What is needed: Across the entries below, count the lines in which the word "name" occurs. Reply with the count alone.

[[ Source material open ]]

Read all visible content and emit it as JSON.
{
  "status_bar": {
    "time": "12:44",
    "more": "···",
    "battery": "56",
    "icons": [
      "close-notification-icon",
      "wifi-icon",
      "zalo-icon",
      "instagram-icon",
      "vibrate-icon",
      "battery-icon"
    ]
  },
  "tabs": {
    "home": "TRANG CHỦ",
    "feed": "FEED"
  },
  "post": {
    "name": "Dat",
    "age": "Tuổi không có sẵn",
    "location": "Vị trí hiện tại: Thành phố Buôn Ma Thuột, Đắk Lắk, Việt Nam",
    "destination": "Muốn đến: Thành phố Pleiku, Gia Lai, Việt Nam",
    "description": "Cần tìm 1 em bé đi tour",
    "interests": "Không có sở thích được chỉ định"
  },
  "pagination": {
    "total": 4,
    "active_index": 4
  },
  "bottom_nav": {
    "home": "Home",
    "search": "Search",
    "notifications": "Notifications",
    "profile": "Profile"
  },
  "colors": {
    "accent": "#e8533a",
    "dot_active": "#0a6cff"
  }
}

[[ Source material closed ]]
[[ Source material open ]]

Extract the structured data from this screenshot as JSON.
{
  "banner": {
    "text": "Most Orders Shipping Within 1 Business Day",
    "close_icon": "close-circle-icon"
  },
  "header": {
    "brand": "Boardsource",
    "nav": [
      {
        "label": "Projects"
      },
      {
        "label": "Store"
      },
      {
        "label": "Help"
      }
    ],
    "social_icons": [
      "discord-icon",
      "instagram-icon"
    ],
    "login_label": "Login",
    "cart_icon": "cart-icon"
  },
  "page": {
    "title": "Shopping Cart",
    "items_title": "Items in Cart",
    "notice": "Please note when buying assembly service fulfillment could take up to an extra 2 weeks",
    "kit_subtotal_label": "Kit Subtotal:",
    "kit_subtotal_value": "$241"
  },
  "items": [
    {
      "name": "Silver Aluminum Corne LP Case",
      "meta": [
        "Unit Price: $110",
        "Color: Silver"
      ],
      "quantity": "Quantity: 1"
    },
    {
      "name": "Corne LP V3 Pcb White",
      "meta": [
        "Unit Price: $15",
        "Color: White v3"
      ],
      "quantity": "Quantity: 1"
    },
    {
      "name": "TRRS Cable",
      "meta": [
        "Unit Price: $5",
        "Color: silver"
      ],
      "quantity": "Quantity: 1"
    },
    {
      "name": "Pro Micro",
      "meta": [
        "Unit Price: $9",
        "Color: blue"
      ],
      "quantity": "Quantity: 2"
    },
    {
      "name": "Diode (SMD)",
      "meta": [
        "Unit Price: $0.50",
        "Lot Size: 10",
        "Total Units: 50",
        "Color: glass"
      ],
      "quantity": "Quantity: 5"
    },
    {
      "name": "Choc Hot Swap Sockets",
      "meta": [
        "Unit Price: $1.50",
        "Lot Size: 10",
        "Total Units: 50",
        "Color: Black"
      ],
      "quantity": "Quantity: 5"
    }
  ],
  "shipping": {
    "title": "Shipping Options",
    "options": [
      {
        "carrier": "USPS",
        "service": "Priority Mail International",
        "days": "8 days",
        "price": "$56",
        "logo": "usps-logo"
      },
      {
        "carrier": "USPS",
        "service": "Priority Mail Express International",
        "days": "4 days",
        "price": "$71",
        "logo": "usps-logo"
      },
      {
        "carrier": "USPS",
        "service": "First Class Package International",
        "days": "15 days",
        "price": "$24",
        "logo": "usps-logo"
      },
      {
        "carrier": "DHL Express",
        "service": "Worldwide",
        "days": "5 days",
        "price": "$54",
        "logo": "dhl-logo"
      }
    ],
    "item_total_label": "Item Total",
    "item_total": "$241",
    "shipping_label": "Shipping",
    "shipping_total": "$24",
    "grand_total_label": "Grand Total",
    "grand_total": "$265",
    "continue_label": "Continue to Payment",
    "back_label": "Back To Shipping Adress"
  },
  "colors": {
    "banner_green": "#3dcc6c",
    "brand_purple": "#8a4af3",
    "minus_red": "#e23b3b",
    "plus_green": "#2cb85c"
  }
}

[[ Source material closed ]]

Answer space: 7